It is generally assumed that the electrodynamic potentials have a particular significance in quantum mechanics which they do not have in classical physics. Let us analyze this statement in detail. (we restrict ourselves in the following discussion to the electrodynamical gauge field). The first part of this statement, concerning the significance of the potentials, is of course true. The second part of the statement, asserting that in classical physics all external influences can be described solely in terms of field strengths, is wrong. More precisely, it is true for classical mechanics but not for classical physics in general. A counterexample - a theory belonging to classical physics but with potentials playing an indispensable role - is provided by the classical limit (104),(105) of Schrödinger’s equation.

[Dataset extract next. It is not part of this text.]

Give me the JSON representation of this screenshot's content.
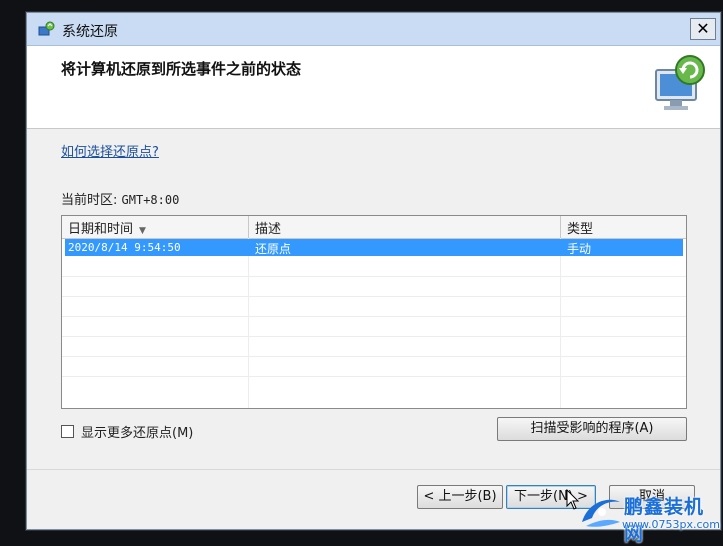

In this field theory the potentials play an indispensable role because (in contrast to particle theories, like the canonical equations) no further derivatives of the Hamiltonian, which could restore the fields, are to be performed. This means that the significance of the potentials is not restricted to quantum theory but rather holds for the whole class of statistical theories discussed above, which contains both quantum theory and its classical limit theory as special cases. This result is in agreement with the present interpretation of the potentials as statistical representatives of the local fields of particle physics.

The precise characterization of the role of the potentials is important for the interpretation of the Aharonov-Bohm effect. The ’typical quantum-mechanical features’ observed in these phase shift experiments should be identified by comparing the quantum mechanical results not with classical mechanics but with the predictions of the classical statistical theory (104),(105). The predictions of two statistical theories, both of which use potentials to describe the influence of the external field, have to be compared.

The interpretation of a physical theory is commonly considered as a matter that cannot be described by mathematical means. This may be generally true, but nevertheless mathematical facts exist which have an immediate bearing on questions of interpretation. The most important of these is probably the limiting behavior of a theory. The fact that the classical limit of quantum mechanics - discussed in section 8 - is not classical mechanics but a special (configuration space) classical statistical theory is widely unknown. This lack of knowledge is one of the main reasons for the widespread erroneous belief that quantum mechanics can be used to describe the dynamics of individual particles. Unfortunately, this erroneous belief is historically grown and firmly established in our thinking as shown by the ubiquitous use of phrases like ’the wave function of the electron’ or ’quantum mechanics’.

It is clear that an erroneous identification of the domain of validity of a physical theory will automatically create all kinds of mysteries, ill-posed questions and unsolvable problems. Above, we have identified one of the more subtle problems of this kind, concerning the role of potentials in quantum mechanics (a paradigmatic example is the ’measurement problem’ which is unsolved since its creation eighty years ago). Generalizing the above argumentation concerning potentials, we claim that characteristic features of quantum theory cannot be identified by comparison with classical mechanics. Instead, quantum theory should be compared with its classical limit, which is in the present 3D -case given by (104), (105). The latter theory is probably much more difficult to solve (numerically) than Schrödinger’s equation because is is no longer linear in ψ . Nevertheless, it would be very interesting to compare the solutions of (104), (105) with those of (58), (59) to find out which ’typical quantum-theoretic features’ are already given by statistical (nonlocal) correlations of the classical limit theory and which features are really quantum-theoretical in nature - related to the nonzero value of ℏ .